Some services are not needed depending on the role the machine plays. Since every service running takes resources to do so (see process monitoring) some can be disabled to speed up your system. Knowing services and their functions can lead to increasing the efficiency and security of your system.

So, monitoring services and having access to them is a very good thing!

Another great information source would be event logs…

When I used to work in application support, I was amazed at the number of times I would request event logs, and then have to explain to the system admin what I was talking about or how to gather them. I feel like reviewing these logs has become a lost art.

These logs contain a wealth of information for the System Admin to both diagnosis problems and head-off systems failures or security breaches before they happen.

There are several different kinds of logs, but if you are not familiar with reading them, the top three to get started with would be Application Logs, System Logs and Security Logs.
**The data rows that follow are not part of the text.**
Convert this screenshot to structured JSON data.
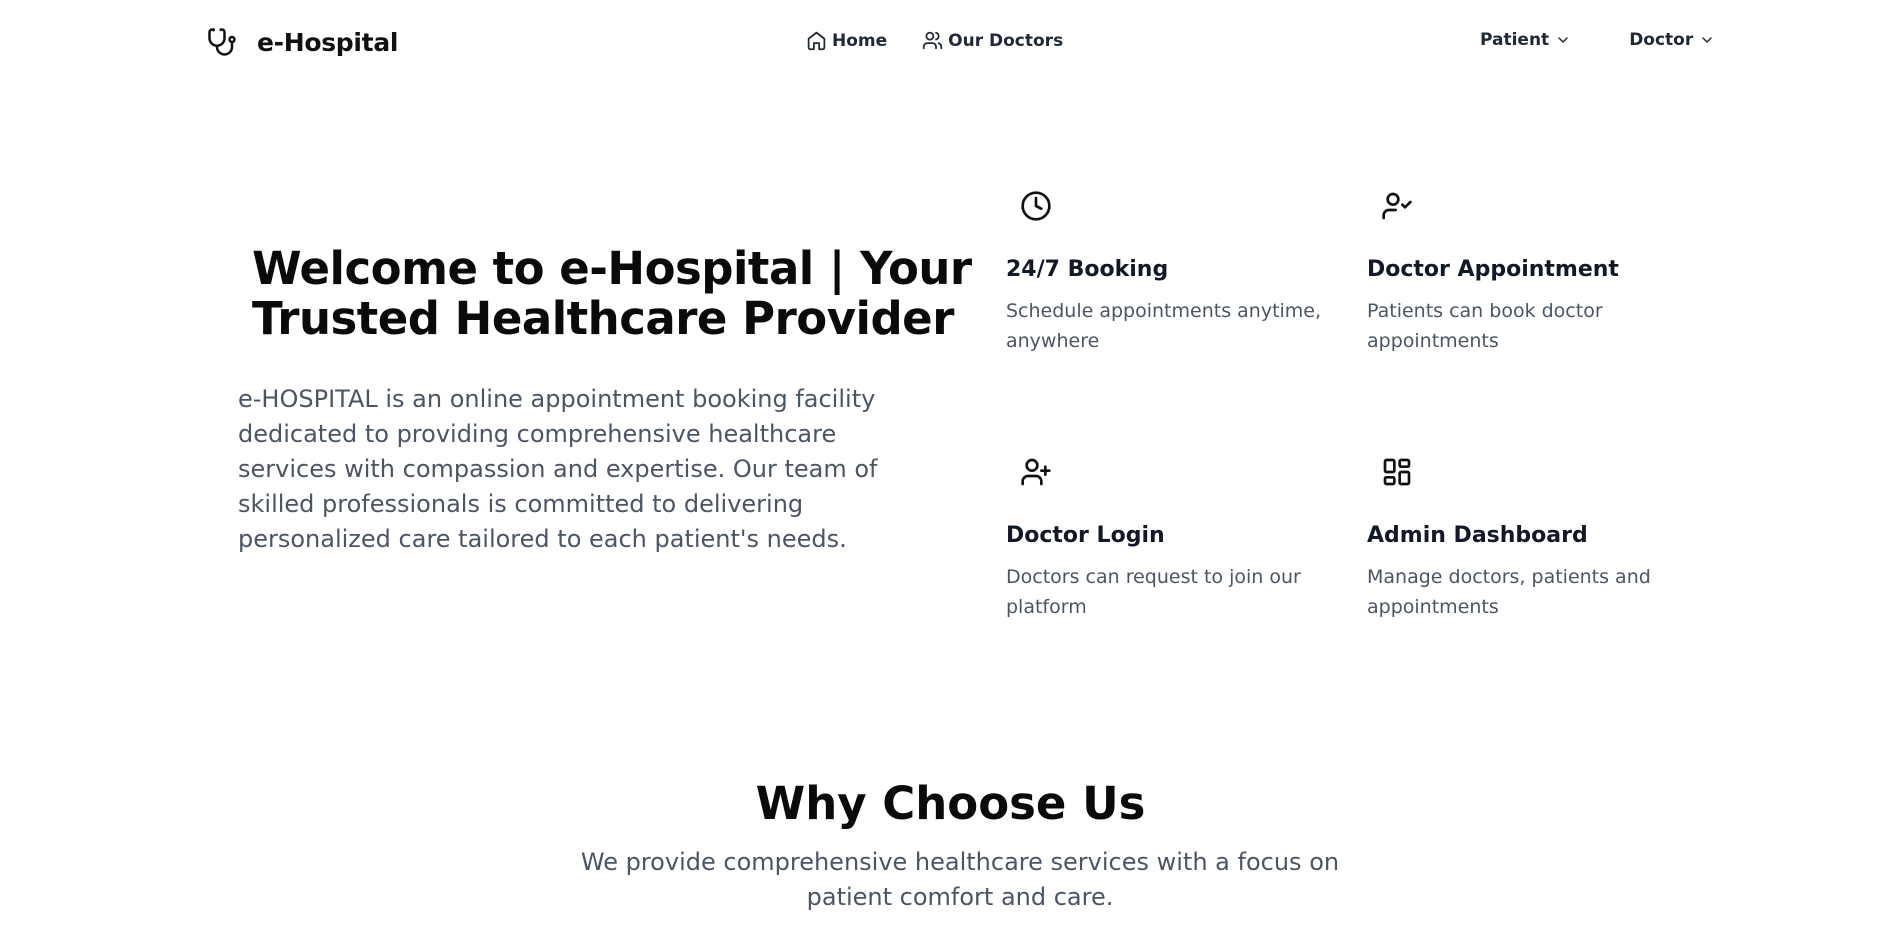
{
  "header": {
    "brand": {
      "name": "e-Hospital",
      "icon": "stethoscope-icon"
    },
    "nav": [
      {
        "label": "Home",
        "icon": "home-icon"
      },
      {
        "label": "Our Doctors",
        "icon": "users-icon"
      }
    ],
    "dropdowns": [
      {
        "label": "Patient",
        "icon": "chevron-down-icon"
      },
      {
        "label": "Doctor",
        "icon": "chevron-down-icon"
      }
    ]
  },
  "hero": {
    "title": "Welcome to e-Hospital | Your Trusted Healthcare Provider",
    "description": "e-HOSPITAL is an online appointment booking facility dedicated to providing comprehensive healthcare services with compassion and expertise. Our team of skilled professionals is committed to delivering personalized care tailored to each patient's needs."
  },
  "features": [
    {
      "icon": "clock-icon",
      "title": "24/7 Booking",
      "description": "Schedule appointments anytime, anywhere"
    },
    {
      "icon": "user-check-icon",
      "title": "Doctor Appointment",
      "description": "Patients can book doctor appointments"
    },
    {
      "icon": "user-plus-icon",
      "title": "Doctor Login",
      "description": "Doctors can request to join our platform"
    },
    {
      "icon": "dashboard-icon",
      "title": "Admin Dashboard",
      "description": "Manage doctors, patients and appointments"
    }
  ],
  "why": {
    "title": "Why Choose Us",
    "subtitle": "We provide comprehensive healthcare services with a focus on patient comfort and care."
  }
}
  • Application (program) events
    When an application locks up or just flat stops working, it will more than likely record the details to this event log. Events are classified as error, warning, or information, depending on the severity of the event. At the very least, you will have a time stamp. When dealing with application support, this will be a great source of information to provide them with.
  • Security-related events
    These events are called audits and are described as successful or failed depending on the event, such as whether a user trying to log on to Windows was successful. So a sign of a hacker or former employee attempting to gain access to your system would be many failed login audits.
  • System events
    System events are logged by the operating system and are also classified as error, warning, or information. Warnings especially is your system’s way of giving you a big heads up that you have an issue coming. Much like that noise in the back of your car you continue to ignore. Ignoring warnings can lead to bad things happening.

Investigate these logs on a regular basis. Read them like you would the Sunday paper (do people still read the Sunday paper?). Check them especially when you have a reoccurring problem.
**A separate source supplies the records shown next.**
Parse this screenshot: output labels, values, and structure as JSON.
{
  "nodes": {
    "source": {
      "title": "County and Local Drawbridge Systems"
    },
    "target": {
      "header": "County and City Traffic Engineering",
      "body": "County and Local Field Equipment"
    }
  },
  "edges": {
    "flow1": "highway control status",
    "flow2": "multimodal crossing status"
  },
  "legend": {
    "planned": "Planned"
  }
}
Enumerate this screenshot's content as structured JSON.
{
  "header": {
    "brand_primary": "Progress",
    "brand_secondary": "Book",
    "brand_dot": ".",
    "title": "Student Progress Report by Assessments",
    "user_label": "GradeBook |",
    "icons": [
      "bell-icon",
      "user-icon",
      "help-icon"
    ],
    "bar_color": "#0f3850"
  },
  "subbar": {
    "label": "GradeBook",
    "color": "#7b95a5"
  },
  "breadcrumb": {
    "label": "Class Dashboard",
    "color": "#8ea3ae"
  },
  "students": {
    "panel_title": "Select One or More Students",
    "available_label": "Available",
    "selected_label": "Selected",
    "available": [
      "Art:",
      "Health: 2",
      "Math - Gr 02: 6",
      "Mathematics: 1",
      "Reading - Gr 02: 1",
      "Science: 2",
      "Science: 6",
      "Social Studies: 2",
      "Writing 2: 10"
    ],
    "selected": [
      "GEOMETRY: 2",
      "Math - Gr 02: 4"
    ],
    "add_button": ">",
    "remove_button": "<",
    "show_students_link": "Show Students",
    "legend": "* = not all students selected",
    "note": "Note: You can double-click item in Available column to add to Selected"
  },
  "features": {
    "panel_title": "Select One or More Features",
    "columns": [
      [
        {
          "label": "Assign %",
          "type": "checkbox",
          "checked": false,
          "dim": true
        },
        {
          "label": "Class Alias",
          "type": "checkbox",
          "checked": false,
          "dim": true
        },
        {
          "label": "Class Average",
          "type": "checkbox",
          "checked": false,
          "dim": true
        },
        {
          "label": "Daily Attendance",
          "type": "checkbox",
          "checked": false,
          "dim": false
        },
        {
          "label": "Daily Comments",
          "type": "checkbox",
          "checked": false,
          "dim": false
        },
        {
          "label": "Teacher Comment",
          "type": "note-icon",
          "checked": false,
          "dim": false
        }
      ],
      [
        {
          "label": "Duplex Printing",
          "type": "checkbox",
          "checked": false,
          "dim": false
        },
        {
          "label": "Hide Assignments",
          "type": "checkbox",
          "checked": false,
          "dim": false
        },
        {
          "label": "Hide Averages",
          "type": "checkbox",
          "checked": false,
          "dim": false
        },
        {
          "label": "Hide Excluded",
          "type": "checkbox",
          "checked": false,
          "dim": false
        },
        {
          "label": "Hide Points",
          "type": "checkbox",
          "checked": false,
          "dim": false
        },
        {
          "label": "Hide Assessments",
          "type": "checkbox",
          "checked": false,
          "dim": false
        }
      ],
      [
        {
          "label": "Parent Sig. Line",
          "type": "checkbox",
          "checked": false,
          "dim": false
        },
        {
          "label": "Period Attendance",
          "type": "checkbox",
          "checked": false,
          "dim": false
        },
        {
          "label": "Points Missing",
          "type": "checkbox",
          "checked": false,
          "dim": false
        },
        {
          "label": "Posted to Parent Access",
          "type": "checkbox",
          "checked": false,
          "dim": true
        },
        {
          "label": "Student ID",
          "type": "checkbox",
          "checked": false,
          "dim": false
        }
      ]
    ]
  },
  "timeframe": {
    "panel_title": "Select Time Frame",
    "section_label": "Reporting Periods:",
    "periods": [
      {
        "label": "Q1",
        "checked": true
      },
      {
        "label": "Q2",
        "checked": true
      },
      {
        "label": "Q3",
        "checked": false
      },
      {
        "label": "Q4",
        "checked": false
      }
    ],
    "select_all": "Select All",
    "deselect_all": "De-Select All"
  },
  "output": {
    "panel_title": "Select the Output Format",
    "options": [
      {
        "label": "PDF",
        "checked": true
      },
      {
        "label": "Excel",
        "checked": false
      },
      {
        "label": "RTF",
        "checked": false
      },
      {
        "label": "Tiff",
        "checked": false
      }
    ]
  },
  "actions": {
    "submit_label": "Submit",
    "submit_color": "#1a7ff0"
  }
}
You will find them to contain a rich source of error numbers and messages that can be Googled, often leading to a quick resolution of the problem. You fix the problem, then you are the hero. Isn’t that our goal?

Monitoring your system services and event logs can seem a daunting task at first. However, the more you learn how to use these valuable resources, the sooner you will come to a place where you will wonder how you ever did your job without them.

Next up, I’m going to talk about Patch Management.